To silence the voices in her head, Jessica Hill set off for Thailand – and has never looked back
I didn’t know where it came from; still don’t. It was just there one day, the way a craving for chocolate or crisps can sneak in without warning, and drive you nuts until you acknowledge it. “Travel!” it screamed. “Go now, while you still can!” The voice, and society, suggested there is a cut-off time in the near future where travel will no longer be allowed, and at 25 I felt the pressure.
I knew I wanted to travel and write, but I couldn’t afford to do it without working. I craved an immersive, meaningful experience. I wanted to live in a place completely foreign from my home, to take myself as far away from my comfort zone as possible, and to become a part of a new community. Teaching English abroad seemed the perfect answer, and Thailand offered five-month contracts. I figured I’d want to come back and find a ‘real job’ by then.
To be honest, I couldn’t have even pointed to Thailand on a blank map before I bought a one-way ticket there. Teaching was a challenge, owing both to my complete lack of experience and my students complete lack of desire to learn. In rural Northeast Thailand — a place so far off the beaten tourist track I was the first foreign female many of my students had ever seen — it’s hard to understand how learning a second language can be beneficial.
I’d grown up in rural America, and saw little need for my own high school Spanish classes. Plus, I can’t imagine learning English as a foreign language. With all of our rules, and exceptions to the rules, it’s amazing anyone has mastered it.
My empathy earned respect. Soon nearly the whole town knew me as ‘Teacher Jess’ and my students would often yell “teacher beautiful” as I passed them in the pathway between our rustic and rundown classrooms. They knew it made me happy to hear them speak English, and I knew which ones were being sweet and which were being silly. It never failed to make me smile.
I made friends with my co-workers, my landlord, a dress shop owner, and the owners of the coffee shops I frequented to write. I was invited to lunches and dinners and weddings and funerals. They took me to Buddhist temples galore, to ruins, to the nearby elephant village, and to the bus stop each time I went off to explore a part of their country or the nearby countries that many of them hadn’t yet had a chance to see.
Each time I returned, I would bring a local specialty from the region I’d visited, to share with my co-workers in the office,a tradition I’d learned from watching the others do it. Food is a big part of Thai Culture and it’s almost always shared.

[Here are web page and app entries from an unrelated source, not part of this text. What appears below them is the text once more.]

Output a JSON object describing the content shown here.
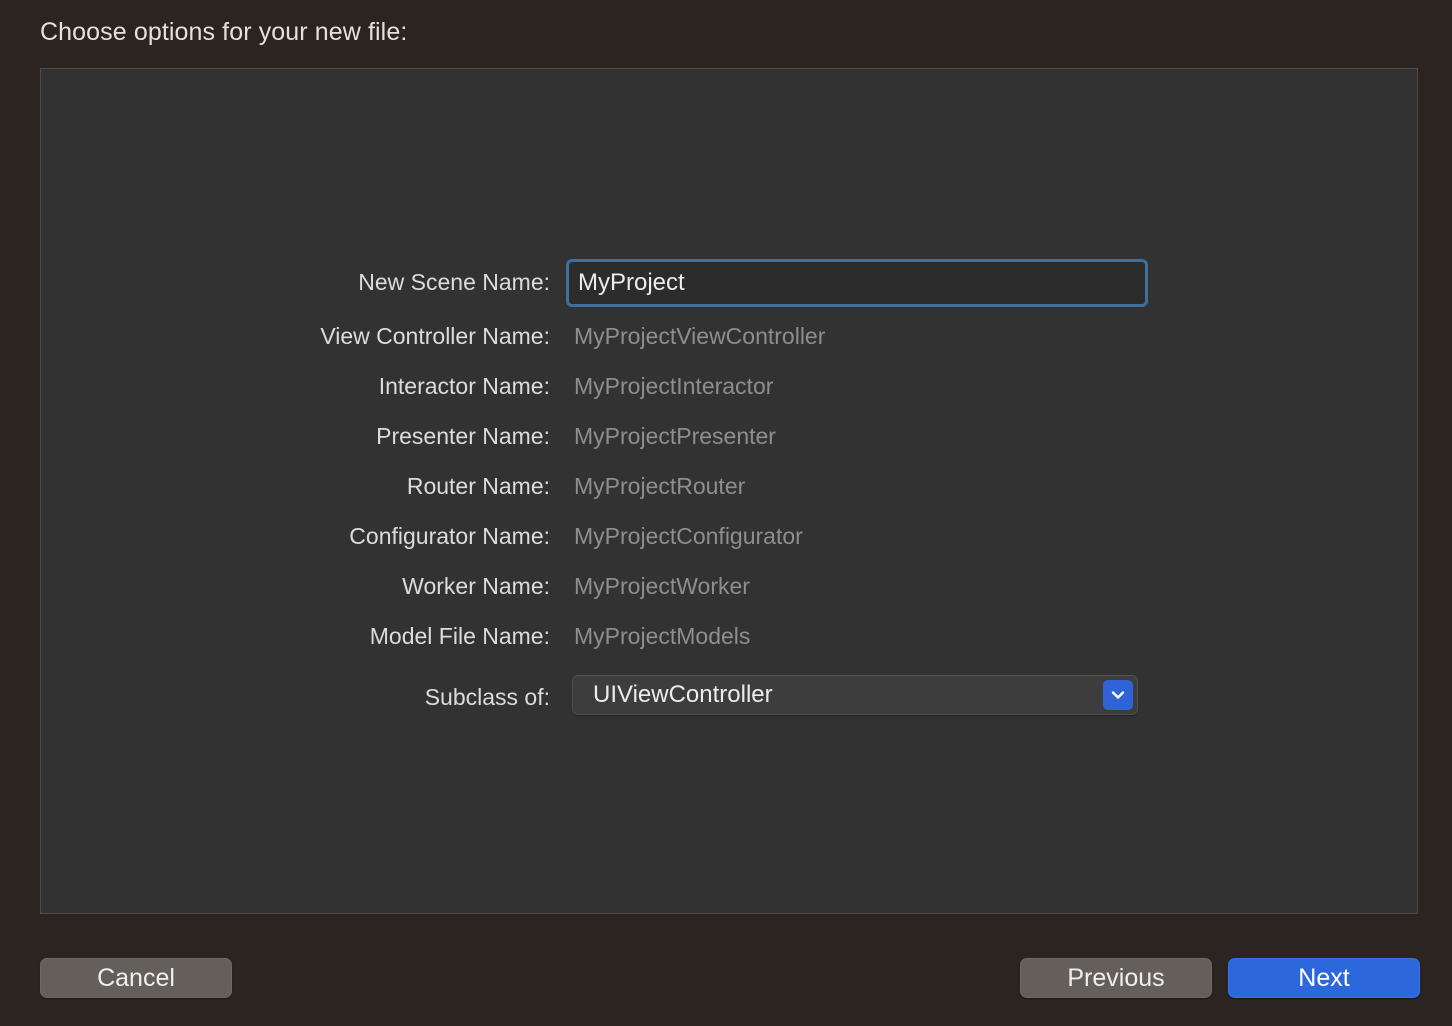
{
  "sheet": {
    "title": "Choose options for your new file:"
  },
  "form": {
    "scene_name": {
      "label": "New Scene Name:",
      "value": "MyProject"
    },
    "fields": [
      {
        "label": "View Controller Name:",
        "value": "MyProjectViewController"
      },
      {
        "label": "Interactor Name:",
        "value": "MyProjectInteractor"
      },
      {
        "label": "Presenter Name:",
        "value": "MyProjectPresenter"
      },
      {
        "label": "Router Name:",
        "value": "MyProjectRouter"
      },
      {
        "label": "Configurator Name:",
        "value": "MyProjectConfigurator"
      },
      {
        "label": "Worker Name:",
        "value": "MyProjectWorker"
      },
      {
        "label": "Model File Name:",
        "value": "MyProjectModels"
      }
    ],
    "subclass": {
      "label": "Subclass of:",
      "selected": "UIViewController",
      "icon": "chevron-down-icon"
    }
  },
  "buttons": {
    "cancel": "Cancel",
    "previous": "Previous",
    "next": "Next"
  },
  "colors": {
    "accent": "#2d67dc",
    "focus_ring": "#3f6f9f",
    "sheet_background": "#2b2420",
    "panel_background": "#323232"
  }
}
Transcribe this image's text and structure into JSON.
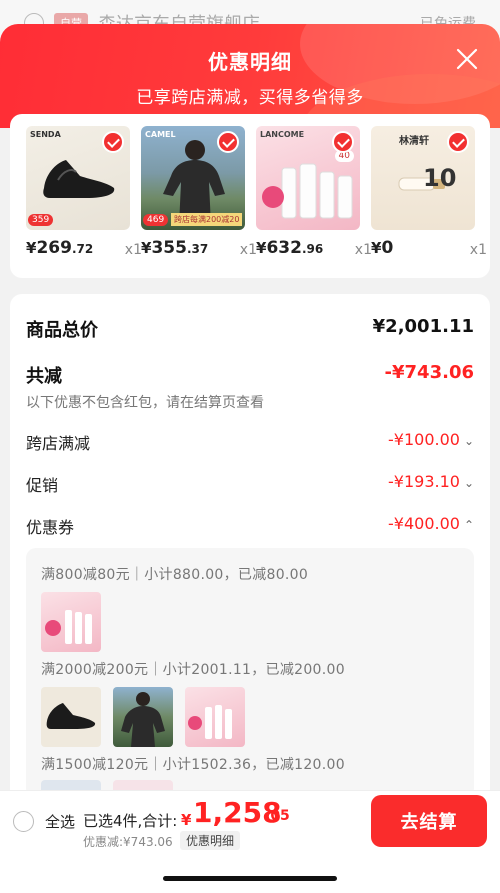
{
  "background_store": {
    "tag": "自营",
    "name": "森达京东自营旗舰店",
    "shipping": "已免运费"
  },
  "header": {
    "title": "优惠明细",
    "subtitle": "已享跨店满减，买得多省得多"
  },
  "products": [
    {
      "brand": "SENDA",
      "badge": "359",
      "price_int": "269",
      "price_dec": ".72",
      "qty": "x1",
      "icon": "leather-shoes"
    },
    {
      "brand": "CAMEL",
      "badge": "469",
      "badge2": "跨店每满200减20",
      "price_int": "355",
      "price_dec": ".37",
      "qty": "x1",
      "icon": "jacket"
    },
    {
      "brand": "LANCOME",
      "badge": "40",
      "price_int": "632",
      "price_dec": ".96",
      "qty": "x1",
      "icon": "toner-bottles"
    },
    {
      "brand": "林清轩",
      "badge": "10",
      "price_int": "0",
      "price_dec": "",
      "qty": "x1",
      "icon": "serum-tube"
    }
  ],
  "summary": {
    "total_label": "商品总价",
    "total_value": "¥2,001.11",
    "reduce_label": "共减",
    "reduce_value": "-¥743.06",
    "note": "以下优惠不包含红包，请在结算页查看",
    "items": [
      {
        "label": "跨店满减",
        "amount": "-¥100.00",
        "chevron": "chevron-down"
      },
      {
        "label": "促销",
        "amount": "-¥193.10",
        "chevron": "chevron-down"
      },
      {
        "label": "优惠券",
        "amount": "-¥400.00",
        "chevron": "chevron-up"
      }
    ]
  },
  "coupons": [
    {
      "text": "满800减80元｜小计880.00，已减80.00"
    },
    {
      "text": "满2000减200元｜小计2001.11，已减200.00"
    },
    {
      "text": "满1500减120元｜小计1502.36，已减120.00"
    }
  ],
  "bottom": {
    "select_all": "全选",
    "selected": "已选4件,合计:",
    "yen": "¥",
    "total_int": "1,258",
    "total_dec": ".05",
    "discount": "优惠减:¥743.06",
    "detail": "优惠明细",
    "checkout": "去结算"
  },
  "colors": {
    "accent": "#f22222",
    "header_gradient_start": "#ff2d36",
    "header_gradient_end": "#ff5a44",
    "button": "#fa2c2c"
  }
}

I spent every dollar I earned teaching English on backpacking around Thailand, Laos, Cambodia and Vietnam. I may have returned home empty-handed, but I was richer for the experiences. And my craving only increased.
Upon arriving home after my first eight months abroad, people asked me if I’d “gotten it out of my system yet.” Still thinking that perhaps travel was something akin to sugar coursing through my bloodstream with a delayed exit, I calmly shook my head no. “I’m actually already planning my next trip,” I said. I’d wanted to leave again as soon as I’d arrived.
It’s been over six years since I bought that first ticket to Thailand, and I’ve returned several times since, plus visited many other countries around the world, often for months at a time. I’m still working on my perfect balance but I know now, as I approach 32 that, for me, that voice will never go away.
Whenever I feel too comfortable, or too settled, or too restless, I hear it again and I know it won’t be satisfied by a week or two. “Travel!” it screams. “Go now, because you’ve no reason not to.”
Sarah now helps people all over the world get started on their own teach abroad adventures, running an online TEFL agency called Teach English ESL, where, not surprisingly, my most popular programme is teaching in Thailand.
“I’ve helped hundreds of teachers move abroad to teach English,” Sarah says. “Some stay for periods shorter than mine, some for much longer, but most – if not all – return home changed.”